And while student govern- ment leaders knew the decision was going to "raise eye-brows," former student body vice president Joseph Vogel was surprised by the uproar in and around campus over Moore's visit in October 2004.
Vogel, 24, promises with his new book, "Free Speech 101 — The Utah Valley Uproar Over Michael Moore," to provide an insider's view of the on-campus controversy.
The book, published by WindRiver Publishing, will be on shelves in October. However, Vogel will speak about his experience on Tuesday at the Park City Library and on Thursday at the Sunstone Symposium.
In the fall of 2004, the student government wanted to change its approach toward booking speakers to boost the school's image and help push it toward the administration's goal of becoming a university, according to the book.
Previous speakers had sometimes drawn as few as 20 students. The UVSC student government wanted well-known names to fill auditoriums.
"This was an important concept for a school that was developing rapidly and looking for more recognition and respect, especially since it was situated in the shadow of nearby Brigham Young University (BYU)," Vogel's book states in the 30 pages or so that have been made available for reviewing.
The book is 287 pages in length and includes the text from the speeches by Michael Moore and conservative radio host Sean Hannity, who was invited to campus to satisfy demands of conservatives who were demanding a balanced forum leading up to the November 2004 presidential election.
The student government selected Moore to speak at UVSC after receiving a brochure from a company that was promoting him and other public speakers.
Following the announcement that Moore was going to speak at UVSC, student body president Jim Bassi and Vogel — who describes his political leanings as independent — were inundated with phone calls and e-mails.
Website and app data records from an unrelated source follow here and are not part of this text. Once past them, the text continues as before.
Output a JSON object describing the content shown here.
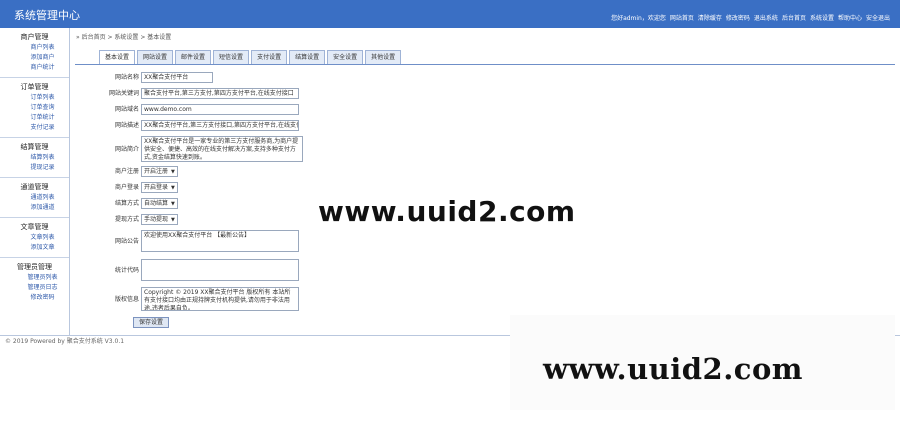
{
  "header": {
    "title": "系统管理中心",
    "links": [
      "您好admin，欢迎您",
      "网站首页",
      "清除缓存",
      "修改密码",
      "退出系统",
      "后台首页",
      "系统设置",
      "帮助中心",
      "安全退出"
    ]
  },
  "sidebar": {
    "groups": [
      {
        "title": "商户管理",
        "items": [
          "商户列表",
          "添加商户",
          "商户统计"
        ]
      },
      {
        "title": "订单管理",
        "items": [
          "订单列表",
          "订单查询",
          "订单统计",
          "支付记录"
        ]
      },
      {
        "title": "结算管理",
        "items": [
          "结算列表",
          "提现记录"
        ]
      },
      {
        "title": "通道管理",
        "items": [
          "通道列表",
          "添加通道"
        ]
      },
      {
        "title": "文章管理",
        "items": [
          "文章列表",
          "添加文章"
        ]
      },
      {
        "title": "管理员管理",
        "items": [
          "管理员列表",
          "管理员日志",
          "修改密码"
        ]
      }
    ]
  },
  "breadcrumb": "» 后台首页 > 系统设置 > 基本设置",
  "tabs": [
    "基本设置",
    "网站设置",
    "邮件设置",
    "短信设置",
    "支付设置",
    "结算设置",
    "安全设置",
    "其他设置"
  ],
  "form": {
    "site_name": {
      "label": "网站名称",
      "value": "XX聚合支付平台"
    },
    "keywords": {
      "label": "网站关键词",
      "value": "聚合支付平台,第三方支付,第四方支付平台,在线支付接口"
    },
    "domain": {
      "label": "网站域名",
      "value": "www.demo.com"
    },
    "description": {
      "label": "网站描述",
      "value": "XX聚合支付平台,第三方支付接口,第四方支付平台,在线支付"
    },
    "intro": {
      "label": "网站简介",
      "value": "XX聚合支付平台是一家专业的第三方支付服务商,为商户提供安全、便捷、高效的在线支付解决方案,支持多种支付方式,资金结算快速到账。"
    },
    "reg_open": {
      "label": "商户注册",
      "value": "开启注册"
    },
    "login_open": {
      "label": "商户登录",
      "value": "开启登录"
    },
    "settle_mode": {
      "label": "结算方式",
      "value": "自动结算"
    },
    "withdraw_mode": {
      "label": "提现方式",
      "value": "手动提现"
    },
    "notice": {
      "label": "网站公告",
      "value": "欢迎使用XX聚合支付平台 【最新公告】"
    },
    "stat_code": {
      "label": "统计代码",
      "value": ""
    },
    "copyright": {
      "label": "版权信息",
      "value": "Copyright © 2019 XX聚合支付平台 版权所有 本站所有支付接口均由正规持牌支付机构提供,请勿用于非法用途,违者后果自负。"
    },
    "submit_label": "保存设置"
  },
  "footer": "© 2019 Powered by 聚合支付系统 V3.0.1",
  "watermark": {
    "text1": "www.uuid2.com",
    "text2": "www.uuid2.com"
  }
}
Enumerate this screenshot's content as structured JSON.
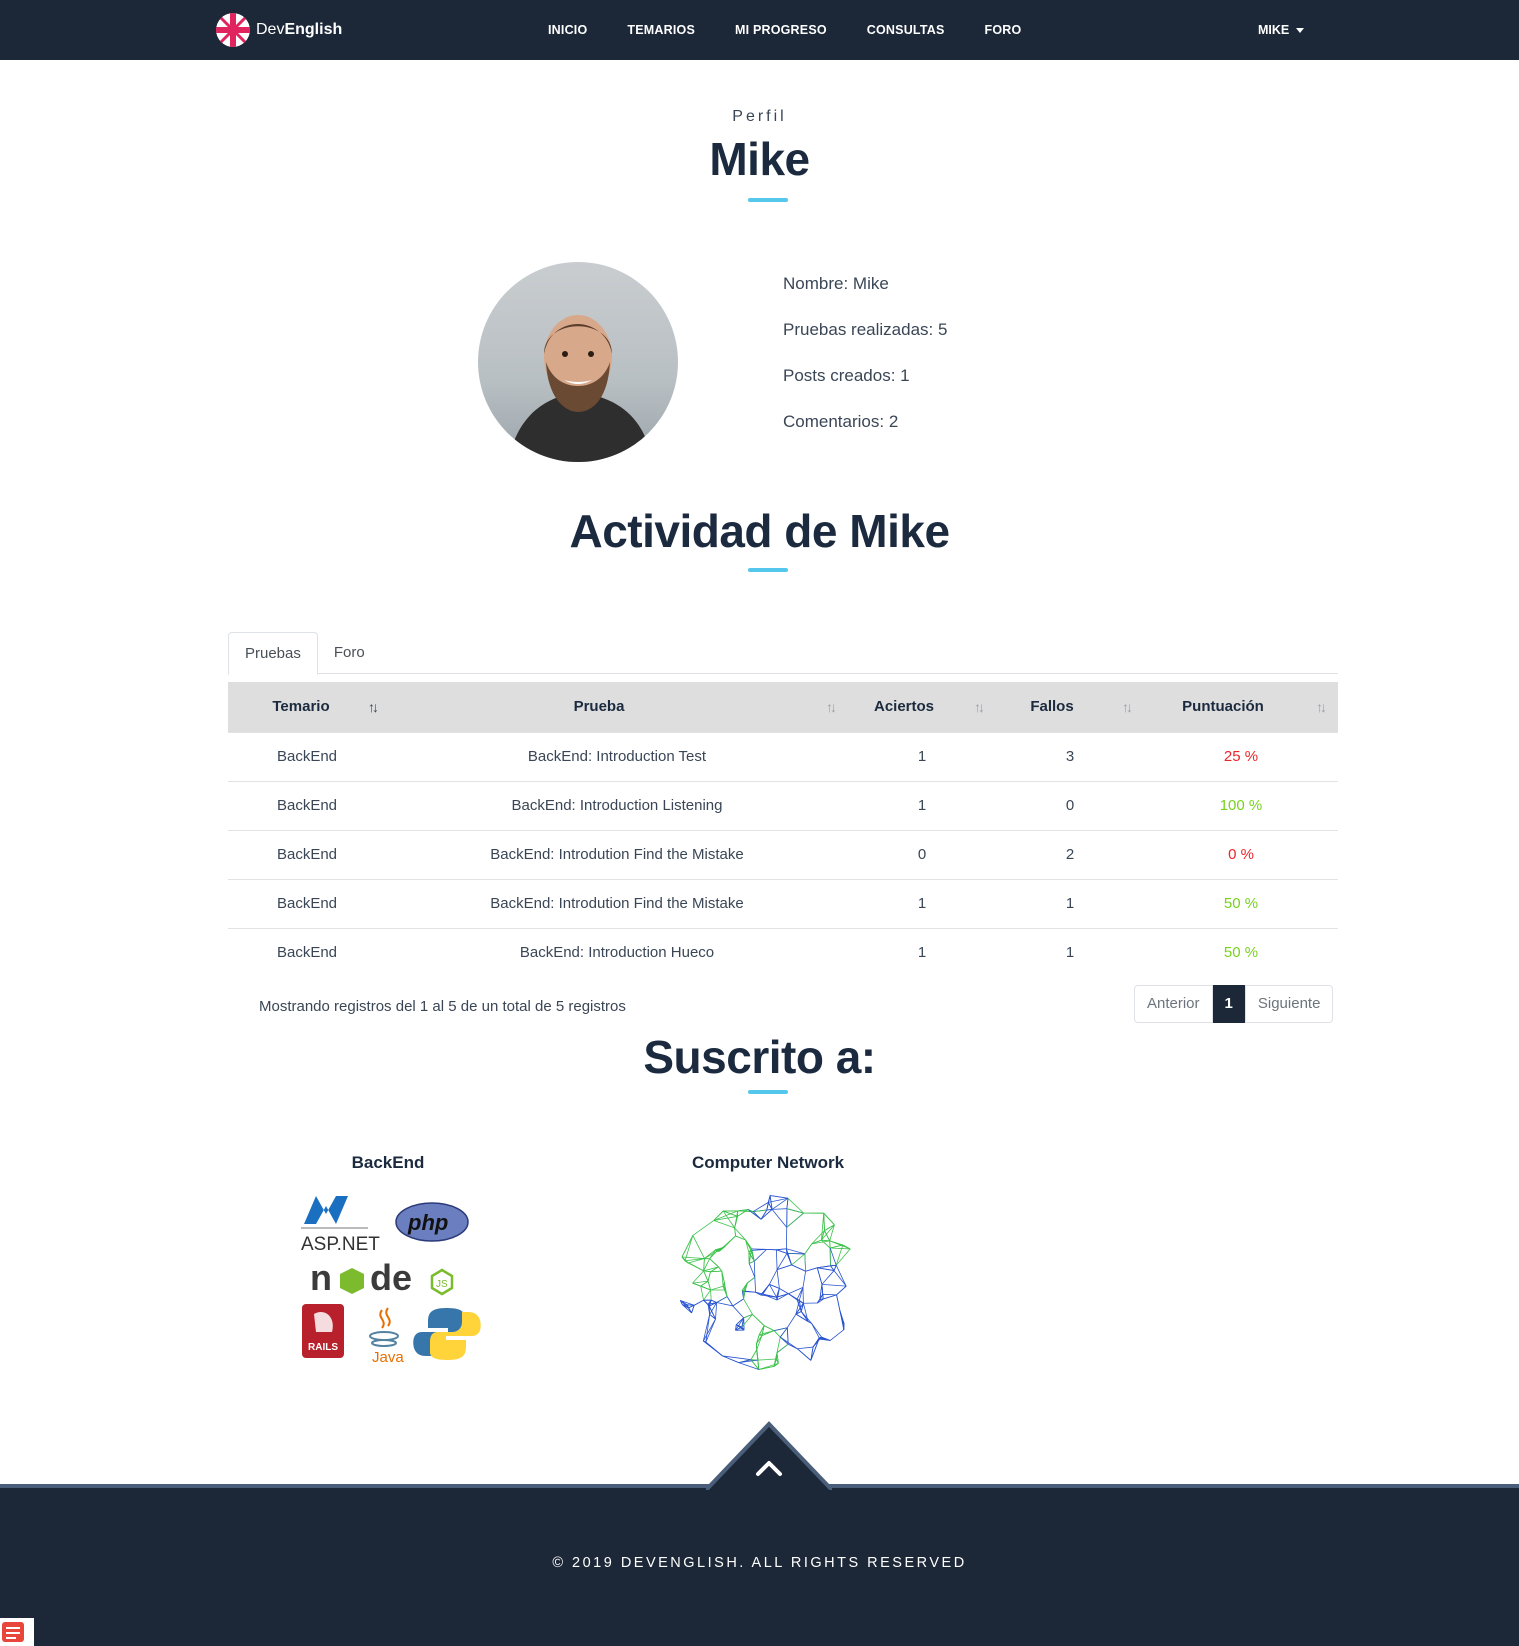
{
  "nav": {
    "brand_prefix": "Dev",
    "brand_suffix": "English",
    "links": [
      "INICIO",
      "TEMARIOS",
      "MI PROGRESO",
      "CONSULTAS",
      "FORO"
    ],
    "user": "MIKE"
  },
  "profile": {
    "eyebrow": "Perfil",
    "name": "Mike",
    "info": [
      "Nombre: Mike",
      "Pruebas realizadas: 5",
      "Posts creados: 1",
      "Comentarios: 2"
    ]
  },
  "activity": {
    "title": "Actividad de Mike",
    "tabs": [
      "Pruebas",
      "Foro"
    ],
    "columns": [
      "Temario",
      "Prueba",
      "Aciertos",
      "Fallos",
      "Puntuación"
    ],
    "rows": [
      {
        "temario": "BackEnd",
        "prueba": "BackEnd: Introduction Test",
        "aciertos": "1",
        "fallos": "3",
        "puntuacion": "25 %",
        "status": "low"
      },
      {
        "temario": "BackEnd",
        "prueba": "BackEnd: Introduction Listening",
        "aciertos": "1",
        "fallos": "0",
        "puntuacion": "100 %",
        "status": "high"
      },
      {
        "temario": "BackEnd",
        "prueba": "BackEnd: Introdution Find the Mistake",
        "aciertos": "0",
        "fallos": "2",
        "puntuacion": "0 %",
        "status": "low"
      },
      {
        "temario": "BackEnd",
        "prueba": "BackEnd: Introdution Find the Mistake",
        "aciertos": "1",
        "fallos": "1",
        "puntuacion": "50 %",
        "status": "high"
      },
      {
        "temario": "BackEnd",
        "prueba": "BackEnd: Introduction Hueco",
        "aciertos": "1",
        "fallos": "1",
        "puntuacion": "50 %",
        "status": "high"
      }
    ],
    "info_count": "Mostrando registros del 1 al 5 de un total de 5 registros",
    "pager": {
      "prev": "Anterior",
      "current": "1",
      "next": "Siguiente"
    }
  },
  "subscriptions": {
    "title": "Suscrito a:",
    "items": [
      {
        "name": "BackEnd",
        "image": "backend-logos-collage"
      },
      {
        "name": "Computer Network",
        "image": "network-globe"
      }
    ]
  },
  "footer": {
    "copyright": "© 2019 DEVENGLISH. ALL RIGHTS RESERVED"
  },
  "colors": {
    "navy": "#1c2838",
    "accent": "#54c8ec",
    "score_low": "#e8262a",
    "score_high": "#78d21f"
  }
}
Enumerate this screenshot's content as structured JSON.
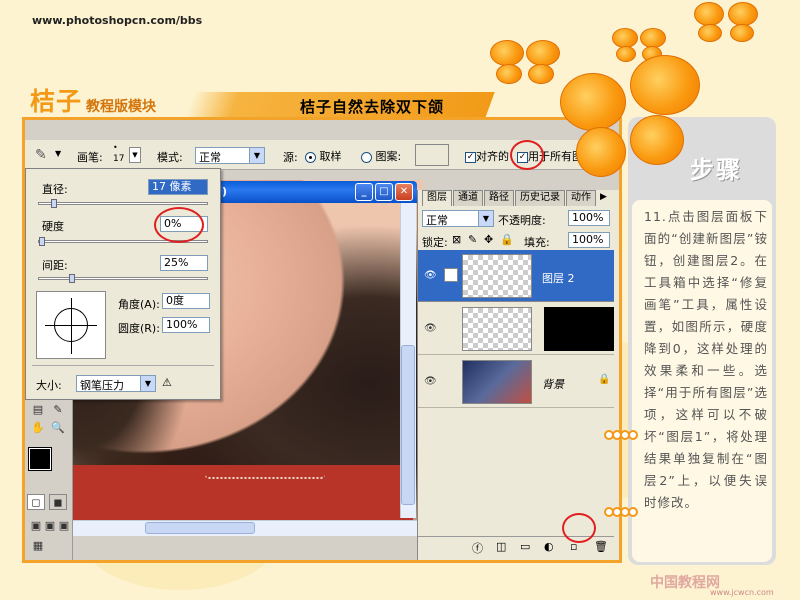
{
  "site_url": "www.photoshopcn.com/bbs",
  "brand": {
    "logo": "桔子",
    "subtitle": "教程版模块"
  },
  "tutorial_title": "桔子自然去除双下颌",
  "options_bar": {
    "brush_label": "画笔:",
    "brush_size": "17",
    "mode_label": "模式:",
    "mode_value": "正常",
    "source_label": "源:",
    "sampled_label": "取样",
    "pattern_label": "图案:",
    "aligned_label": "对齐的",
    "use_all_layers_label": "用于所有图层"
  },
  "brush_popup": {
    "diameter_label": "直径:",
    "diameter_value": "17 像素",
    "hardness_label": "硬度",
    "hardness_value": "0%",
    "spacing_label": "间距:",
    "spacing_value": "25%",
    "angle_label": "角度(A):",
    "angle_value": "0度",
    "roundness_label": "圆度(R):",
    "roundness_value": "100%",
    "size_label": "大小:",
    "size_value": "钢笔压力"
  },
  "doc_window": {
    "title_fragment": "))"
  },
  "layers_panel": {
    "tabs": [
      "图层",
      "通道",
      "路径",
      "历史记录",
      "动作"
    ],
    "blend_mode": "正常",
    "opacity_label": "不透明度:",
    "opacity_value": "100%",
    "lock_label": "锁定:",
    "fill_label": "填充:",
    "fill_value": "100%",
    "layers": [
      {
        "name": "图层 2",
        "selected": true
      },
      {
        "name": "",
        "selected": false
      },
      {
        "name": "背景",
        "selected": false
      }
    ]
  },
  "steps_panel": {
    "heading": "步骤",
    "text": "11.点击图层面板下面的“创建新图层”铵钮，创建图层2。在工具箱中选择“修复画笔”工具，属性设置，如图所示，硬度降到0，这样处理的效果柔和一些。选择“用于所有图层”选项，这样可以不破坏“图层1”，将处理结果单独复制在“图层2”上，以便失误时修改。"
  },
  "footer": {
    "brand": "中国教程网",
    "url": "www.jcwcn.com"
  },
  "colors": {
    "accent_orange": "#f29a18",
    "highlight_red": "#e02020",
    "selection_blue": "#316ac5"
  }
}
Campus donors also threatened to withdraw financial gifts.
Vogel said many of the calls and e-mails were uncivil, including a threat that he would be "tarred, feathered and run out of the state on a rail."
The Deseret Morning News e-mailed Moore for comment on Friday. He has not responded.
Megan Laurie, a UVSC spokeswoman, said she has not read the book and could not comment.
While its been nearly two years since Moore's controversial visit to UVSC, Vogel believes the issues in the book remain relevant.
"The book is not about Michael Moore or his visit to campus," he said. "It's about issues about free speech (at colleges and) universities — which are supposed to be places for free exchange of ideas — being held to the strings by legislators and donors and things like that," he said.
"Probably about 70 percent of the audience (for the book) are going to be middle-aged liberally minded people, primarily Democrats and some Republicans," said JB Howick, president of the northern Idaho publishing company. "Our experience has been that the issue of Constitutional civil rights has tended to cross political boundaries."
Howick is hoping to sell 15,000-20,000 copies of "Free Speech 101."
"Please bear in mind that according to Publisher's Weekly, only about 500 titles a year make the 100,000 mark," he said.
Vogel stepped down from his student leadership position when he began the book. He graduated from UVSC in the spring of 2005 with a bachelor's degree in English and minor in Religious Studies.
Vogel wrote the book over the past year while working as a writing tutor at UVSC. He will begin a master's degree program at BYU in the fall.